The problem: For each line below that includes the string "with", show the whole line.

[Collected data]

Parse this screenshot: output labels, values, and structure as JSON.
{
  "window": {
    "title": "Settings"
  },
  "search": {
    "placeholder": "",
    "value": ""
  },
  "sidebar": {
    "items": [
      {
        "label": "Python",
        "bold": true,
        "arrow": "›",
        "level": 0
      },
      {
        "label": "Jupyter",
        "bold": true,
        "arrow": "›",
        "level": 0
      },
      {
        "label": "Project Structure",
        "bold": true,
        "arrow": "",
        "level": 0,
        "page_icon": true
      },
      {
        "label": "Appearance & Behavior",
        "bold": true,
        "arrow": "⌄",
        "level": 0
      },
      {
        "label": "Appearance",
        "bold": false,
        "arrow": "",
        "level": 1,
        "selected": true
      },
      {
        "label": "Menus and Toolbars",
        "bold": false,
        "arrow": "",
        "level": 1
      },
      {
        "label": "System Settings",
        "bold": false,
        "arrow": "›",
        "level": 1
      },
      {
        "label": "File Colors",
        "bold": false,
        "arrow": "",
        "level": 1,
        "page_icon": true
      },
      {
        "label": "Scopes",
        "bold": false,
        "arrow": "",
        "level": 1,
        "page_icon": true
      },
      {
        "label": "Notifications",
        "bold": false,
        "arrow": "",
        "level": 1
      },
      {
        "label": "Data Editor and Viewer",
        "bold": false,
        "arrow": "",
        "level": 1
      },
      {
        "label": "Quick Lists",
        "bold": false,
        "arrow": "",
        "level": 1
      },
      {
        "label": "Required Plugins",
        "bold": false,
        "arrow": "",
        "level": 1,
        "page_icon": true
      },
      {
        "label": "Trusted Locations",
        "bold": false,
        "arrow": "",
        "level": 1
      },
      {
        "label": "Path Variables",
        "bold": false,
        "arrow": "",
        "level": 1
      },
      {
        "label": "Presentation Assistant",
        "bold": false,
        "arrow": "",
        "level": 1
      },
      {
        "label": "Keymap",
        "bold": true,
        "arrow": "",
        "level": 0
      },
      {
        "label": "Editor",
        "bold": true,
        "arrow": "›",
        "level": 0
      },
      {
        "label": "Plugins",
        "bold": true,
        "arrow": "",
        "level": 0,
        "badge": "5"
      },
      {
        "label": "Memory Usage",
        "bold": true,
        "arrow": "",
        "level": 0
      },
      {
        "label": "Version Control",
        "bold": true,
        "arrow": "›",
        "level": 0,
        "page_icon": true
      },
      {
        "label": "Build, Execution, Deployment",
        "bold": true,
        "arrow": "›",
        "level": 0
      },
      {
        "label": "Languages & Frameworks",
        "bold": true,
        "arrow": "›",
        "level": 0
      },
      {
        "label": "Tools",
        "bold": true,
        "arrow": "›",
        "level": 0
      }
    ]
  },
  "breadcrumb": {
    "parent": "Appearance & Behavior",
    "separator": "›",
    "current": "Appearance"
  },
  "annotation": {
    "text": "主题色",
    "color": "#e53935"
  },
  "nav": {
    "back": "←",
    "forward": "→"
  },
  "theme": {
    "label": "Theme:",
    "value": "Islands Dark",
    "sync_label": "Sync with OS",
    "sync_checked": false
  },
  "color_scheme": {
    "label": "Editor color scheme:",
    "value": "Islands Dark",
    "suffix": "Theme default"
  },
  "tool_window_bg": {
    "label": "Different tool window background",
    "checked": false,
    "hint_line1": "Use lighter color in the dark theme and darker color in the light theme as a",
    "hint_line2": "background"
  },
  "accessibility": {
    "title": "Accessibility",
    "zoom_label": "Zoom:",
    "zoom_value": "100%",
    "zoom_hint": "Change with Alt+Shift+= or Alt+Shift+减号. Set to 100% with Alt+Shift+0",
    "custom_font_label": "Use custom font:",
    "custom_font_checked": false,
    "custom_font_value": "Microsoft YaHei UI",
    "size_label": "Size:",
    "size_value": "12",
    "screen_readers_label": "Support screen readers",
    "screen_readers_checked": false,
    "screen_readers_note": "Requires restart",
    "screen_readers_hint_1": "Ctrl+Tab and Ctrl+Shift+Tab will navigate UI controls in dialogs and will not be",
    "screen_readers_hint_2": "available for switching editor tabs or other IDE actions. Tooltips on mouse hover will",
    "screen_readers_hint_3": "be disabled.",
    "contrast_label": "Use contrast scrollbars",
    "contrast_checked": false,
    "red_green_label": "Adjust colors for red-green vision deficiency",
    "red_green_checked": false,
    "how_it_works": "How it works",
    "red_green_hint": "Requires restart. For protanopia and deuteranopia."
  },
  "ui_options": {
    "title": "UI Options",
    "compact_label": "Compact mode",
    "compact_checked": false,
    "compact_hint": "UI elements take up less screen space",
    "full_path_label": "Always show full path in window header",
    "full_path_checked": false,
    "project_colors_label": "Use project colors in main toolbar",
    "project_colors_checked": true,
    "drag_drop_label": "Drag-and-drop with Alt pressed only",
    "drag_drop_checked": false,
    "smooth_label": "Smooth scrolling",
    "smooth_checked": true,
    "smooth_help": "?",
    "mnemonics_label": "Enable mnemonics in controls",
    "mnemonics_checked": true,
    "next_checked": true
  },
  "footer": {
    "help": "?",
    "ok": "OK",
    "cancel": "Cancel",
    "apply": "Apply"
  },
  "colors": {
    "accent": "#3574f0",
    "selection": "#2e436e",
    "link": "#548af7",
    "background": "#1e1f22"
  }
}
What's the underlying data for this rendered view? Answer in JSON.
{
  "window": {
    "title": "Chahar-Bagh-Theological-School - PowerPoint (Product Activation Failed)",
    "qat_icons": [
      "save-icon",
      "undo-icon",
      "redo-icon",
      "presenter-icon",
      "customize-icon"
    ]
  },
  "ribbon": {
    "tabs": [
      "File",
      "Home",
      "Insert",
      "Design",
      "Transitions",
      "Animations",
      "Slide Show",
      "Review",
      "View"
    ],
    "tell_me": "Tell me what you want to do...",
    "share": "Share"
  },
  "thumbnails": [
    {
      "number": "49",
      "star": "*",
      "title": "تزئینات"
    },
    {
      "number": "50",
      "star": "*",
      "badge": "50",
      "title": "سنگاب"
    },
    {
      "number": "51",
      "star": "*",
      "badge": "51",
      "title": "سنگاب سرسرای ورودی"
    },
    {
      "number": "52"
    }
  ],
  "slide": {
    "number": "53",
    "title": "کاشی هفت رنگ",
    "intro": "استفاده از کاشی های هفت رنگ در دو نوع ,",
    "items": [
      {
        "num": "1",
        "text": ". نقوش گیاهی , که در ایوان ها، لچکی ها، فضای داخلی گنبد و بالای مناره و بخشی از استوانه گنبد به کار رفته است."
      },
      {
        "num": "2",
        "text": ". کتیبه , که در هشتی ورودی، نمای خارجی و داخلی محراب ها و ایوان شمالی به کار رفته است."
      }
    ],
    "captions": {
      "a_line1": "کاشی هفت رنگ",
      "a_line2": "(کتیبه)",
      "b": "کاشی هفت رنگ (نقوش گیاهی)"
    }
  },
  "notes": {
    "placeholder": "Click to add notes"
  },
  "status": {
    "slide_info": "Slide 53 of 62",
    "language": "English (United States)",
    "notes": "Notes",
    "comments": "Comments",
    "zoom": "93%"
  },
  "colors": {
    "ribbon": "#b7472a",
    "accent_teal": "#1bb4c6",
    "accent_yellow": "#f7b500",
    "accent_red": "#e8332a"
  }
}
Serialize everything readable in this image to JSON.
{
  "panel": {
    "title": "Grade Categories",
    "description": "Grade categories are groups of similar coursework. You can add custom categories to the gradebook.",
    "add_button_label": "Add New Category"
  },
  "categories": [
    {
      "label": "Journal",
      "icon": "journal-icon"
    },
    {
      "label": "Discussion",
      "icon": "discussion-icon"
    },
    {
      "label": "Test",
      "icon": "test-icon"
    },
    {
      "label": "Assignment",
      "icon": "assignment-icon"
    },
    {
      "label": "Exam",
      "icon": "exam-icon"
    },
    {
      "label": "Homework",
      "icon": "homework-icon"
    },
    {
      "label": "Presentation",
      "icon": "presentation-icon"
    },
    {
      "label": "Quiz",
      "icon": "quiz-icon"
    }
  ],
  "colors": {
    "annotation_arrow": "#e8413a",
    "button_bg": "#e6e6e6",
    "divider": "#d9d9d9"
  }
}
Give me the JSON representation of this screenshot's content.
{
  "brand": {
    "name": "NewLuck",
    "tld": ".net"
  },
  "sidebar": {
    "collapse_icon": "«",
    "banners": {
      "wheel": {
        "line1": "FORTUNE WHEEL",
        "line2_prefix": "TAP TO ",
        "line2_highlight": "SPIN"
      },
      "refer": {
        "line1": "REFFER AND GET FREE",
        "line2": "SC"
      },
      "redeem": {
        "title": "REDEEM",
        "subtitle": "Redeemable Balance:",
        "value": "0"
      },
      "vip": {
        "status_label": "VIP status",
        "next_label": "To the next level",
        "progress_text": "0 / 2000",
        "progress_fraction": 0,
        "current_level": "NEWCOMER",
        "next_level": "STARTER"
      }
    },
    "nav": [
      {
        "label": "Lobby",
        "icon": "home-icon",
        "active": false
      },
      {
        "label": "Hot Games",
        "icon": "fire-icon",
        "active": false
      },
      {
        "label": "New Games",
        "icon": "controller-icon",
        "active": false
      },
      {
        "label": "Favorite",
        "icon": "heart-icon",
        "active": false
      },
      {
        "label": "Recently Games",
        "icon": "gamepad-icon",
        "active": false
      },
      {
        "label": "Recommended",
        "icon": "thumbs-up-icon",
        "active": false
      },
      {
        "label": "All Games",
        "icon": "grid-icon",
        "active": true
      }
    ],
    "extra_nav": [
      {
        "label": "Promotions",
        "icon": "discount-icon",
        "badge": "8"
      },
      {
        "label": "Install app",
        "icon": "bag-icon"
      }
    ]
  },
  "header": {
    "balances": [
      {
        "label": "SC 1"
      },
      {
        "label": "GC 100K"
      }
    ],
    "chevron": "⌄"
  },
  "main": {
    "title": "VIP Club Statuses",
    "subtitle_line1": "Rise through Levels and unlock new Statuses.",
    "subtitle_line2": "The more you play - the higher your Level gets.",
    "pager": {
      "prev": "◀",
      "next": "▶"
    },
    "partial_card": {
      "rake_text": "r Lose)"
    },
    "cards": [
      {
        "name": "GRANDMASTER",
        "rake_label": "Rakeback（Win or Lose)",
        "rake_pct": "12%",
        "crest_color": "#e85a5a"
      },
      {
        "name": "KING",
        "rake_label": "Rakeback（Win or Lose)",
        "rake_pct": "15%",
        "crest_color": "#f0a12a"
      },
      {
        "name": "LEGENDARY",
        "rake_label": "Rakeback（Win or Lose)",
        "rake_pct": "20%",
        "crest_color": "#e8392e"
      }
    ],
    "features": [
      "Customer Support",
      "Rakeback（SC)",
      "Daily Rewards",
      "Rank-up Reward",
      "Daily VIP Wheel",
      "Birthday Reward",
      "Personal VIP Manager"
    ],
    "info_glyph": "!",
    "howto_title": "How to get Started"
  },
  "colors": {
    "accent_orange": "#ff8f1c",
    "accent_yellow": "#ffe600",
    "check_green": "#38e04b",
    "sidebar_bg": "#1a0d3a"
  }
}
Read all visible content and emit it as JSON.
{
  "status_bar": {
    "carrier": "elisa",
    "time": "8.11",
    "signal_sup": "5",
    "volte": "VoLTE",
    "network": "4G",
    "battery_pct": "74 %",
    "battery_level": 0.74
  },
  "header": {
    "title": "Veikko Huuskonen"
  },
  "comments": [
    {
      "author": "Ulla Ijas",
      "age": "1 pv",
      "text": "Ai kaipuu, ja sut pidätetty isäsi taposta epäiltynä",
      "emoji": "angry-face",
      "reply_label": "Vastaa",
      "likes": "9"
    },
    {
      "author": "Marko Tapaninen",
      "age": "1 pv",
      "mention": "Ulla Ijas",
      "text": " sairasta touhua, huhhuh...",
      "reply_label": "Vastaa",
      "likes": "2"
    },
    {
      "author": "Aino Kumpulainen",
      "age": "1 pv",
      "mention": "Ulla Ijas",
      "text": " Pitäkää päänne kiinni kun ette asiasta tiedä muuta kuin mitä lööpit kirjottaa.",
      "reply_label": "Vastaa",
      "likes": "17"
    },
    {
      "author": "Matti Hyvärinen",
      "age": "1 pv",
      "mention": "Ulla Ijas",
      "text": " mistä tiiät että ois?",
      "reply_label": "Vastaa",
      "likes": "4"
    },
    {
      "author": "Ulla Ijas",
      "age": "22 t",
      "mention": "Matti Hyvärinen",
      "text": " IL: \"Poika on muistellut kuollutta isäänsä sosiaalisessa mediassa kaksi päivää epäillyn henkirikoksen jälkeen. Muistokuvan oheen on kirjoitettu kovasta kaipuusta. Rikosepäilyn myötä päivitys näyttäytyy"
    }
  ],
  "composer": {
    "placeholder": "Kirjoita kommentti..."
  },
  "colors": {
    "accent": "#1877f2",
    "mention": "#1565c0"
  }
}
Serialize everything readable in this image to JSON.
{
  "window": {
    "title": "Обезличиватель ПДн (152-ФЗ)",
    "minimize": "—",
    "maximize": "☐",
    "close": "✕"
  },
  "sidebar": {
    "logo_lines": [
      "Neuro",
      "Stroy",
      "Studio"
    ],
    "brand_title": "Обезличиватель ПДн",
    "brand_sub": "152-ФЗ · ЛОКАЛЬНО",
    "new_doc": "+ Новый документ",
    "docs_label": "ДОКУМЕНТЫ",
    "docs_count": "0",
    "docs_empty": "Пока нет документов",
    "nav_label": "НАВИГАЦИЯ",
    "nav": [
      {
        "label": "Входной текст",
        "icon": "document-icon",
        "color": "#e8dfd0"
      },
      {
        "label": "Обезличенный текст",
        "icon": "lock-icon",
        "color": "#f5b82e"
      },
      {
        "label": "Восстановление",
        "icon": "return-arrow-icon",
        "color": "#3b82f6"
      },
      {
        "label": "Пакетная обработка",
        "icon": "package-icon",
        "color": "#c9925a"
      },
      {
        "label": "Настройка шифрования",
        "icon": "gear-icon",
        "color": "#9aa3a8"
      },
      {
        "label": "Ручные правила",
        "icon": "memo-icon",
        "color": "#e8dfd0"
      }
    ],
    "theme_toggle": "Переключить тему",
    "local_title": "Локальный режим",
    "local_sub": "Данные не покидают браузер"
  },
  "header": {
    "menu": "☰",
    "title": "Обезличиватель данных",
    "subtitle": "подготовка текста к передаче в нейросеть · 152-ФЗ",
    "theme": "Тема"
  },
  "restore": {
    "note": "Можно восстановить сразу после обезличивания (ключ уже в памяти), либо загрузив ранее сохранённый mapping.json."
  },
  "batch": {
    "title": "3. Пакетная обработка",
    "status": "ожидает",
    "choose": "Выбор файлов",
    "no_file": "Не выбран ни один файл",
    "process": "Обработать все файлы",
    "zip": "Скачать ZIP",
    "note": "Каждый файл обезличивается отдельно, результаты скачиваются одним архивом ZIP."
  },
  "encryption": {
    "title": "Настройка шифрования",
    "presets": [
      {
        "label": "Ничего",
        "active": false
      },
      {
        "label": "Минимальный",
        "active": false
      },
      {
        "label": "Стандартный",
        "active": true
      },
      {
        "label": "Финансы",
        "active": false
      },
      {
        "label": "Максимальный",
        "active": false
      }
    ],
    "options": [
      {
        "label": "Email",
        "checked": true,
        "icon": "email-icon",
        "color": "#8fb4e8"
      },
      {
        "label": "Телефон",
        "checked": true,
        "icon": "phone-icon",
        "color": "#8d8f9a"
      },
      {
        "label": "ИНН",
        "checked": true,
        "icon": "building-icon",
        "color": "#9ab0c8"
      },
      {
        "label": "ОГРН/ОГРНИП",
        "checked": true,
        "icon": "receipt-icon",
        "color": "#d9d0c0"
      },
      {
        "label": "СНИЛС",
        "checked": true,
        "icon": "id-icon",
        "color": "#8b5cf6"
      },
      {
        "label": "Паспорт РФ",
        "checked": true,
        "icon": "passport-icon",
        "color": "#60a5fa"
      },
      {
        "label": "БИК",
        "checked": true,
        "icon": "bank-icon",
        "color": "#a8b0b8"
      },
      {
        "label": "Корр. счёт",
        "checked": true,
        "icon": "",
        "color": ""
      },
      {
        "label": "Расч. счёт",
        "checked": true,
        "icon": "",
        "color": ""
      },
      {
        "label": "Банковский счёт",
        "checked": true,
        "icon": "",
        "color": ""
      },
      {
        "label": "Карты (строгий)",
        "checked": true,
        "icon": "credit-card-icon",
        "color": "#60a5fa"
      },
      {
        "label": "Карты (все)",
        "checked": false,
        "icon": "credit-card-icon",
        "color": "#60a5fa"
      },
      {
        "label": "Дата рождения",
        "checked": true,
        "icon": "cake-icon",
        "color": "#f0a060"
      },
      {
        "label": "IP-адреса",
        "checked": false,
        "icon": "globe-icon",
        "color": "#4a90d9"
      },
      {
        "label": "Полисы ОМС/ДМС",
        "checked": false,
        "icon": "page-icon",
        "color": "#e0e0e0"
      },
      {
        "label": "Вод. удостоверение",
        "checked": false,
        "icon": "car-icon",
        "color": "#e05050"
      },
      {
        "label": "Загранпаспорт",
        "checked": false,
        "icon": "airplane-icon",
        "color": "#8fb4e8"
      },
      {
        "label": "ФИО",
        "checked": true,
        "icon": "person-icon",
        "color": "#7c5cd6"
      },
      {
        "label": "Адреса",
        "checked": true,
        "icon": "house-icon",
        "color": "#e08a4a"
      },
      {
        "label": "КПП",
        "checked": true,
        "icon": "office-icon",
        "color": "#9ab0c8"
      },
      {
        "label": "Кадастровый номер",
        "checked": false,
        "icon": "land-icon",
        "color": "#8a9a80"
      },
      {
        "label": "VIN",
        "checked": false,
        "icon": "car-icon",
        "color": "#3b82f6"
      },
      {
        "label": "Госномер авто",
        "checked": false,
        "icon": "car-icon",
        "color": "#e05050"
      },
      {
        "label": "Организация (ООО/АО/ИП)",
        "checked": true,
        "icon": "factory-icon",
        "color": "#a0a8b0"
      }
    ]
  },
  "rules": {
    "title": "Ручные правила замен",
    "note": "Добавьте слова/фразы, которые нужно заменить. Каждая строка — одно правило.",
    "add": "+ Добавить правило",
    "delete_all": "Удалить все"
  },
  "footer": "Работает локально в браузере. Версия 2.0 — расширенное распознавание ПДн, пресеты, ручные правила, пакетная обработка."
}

Task solution:
    "sync_label": "Sync with OS",
    "zoom_hint": "Change with Alt+Shift+= or Alt+Shift+减号. Set to 100% with Alt+Shift+0",
    "drag_drop_label": "Drag-and-drop with Alt pressed only",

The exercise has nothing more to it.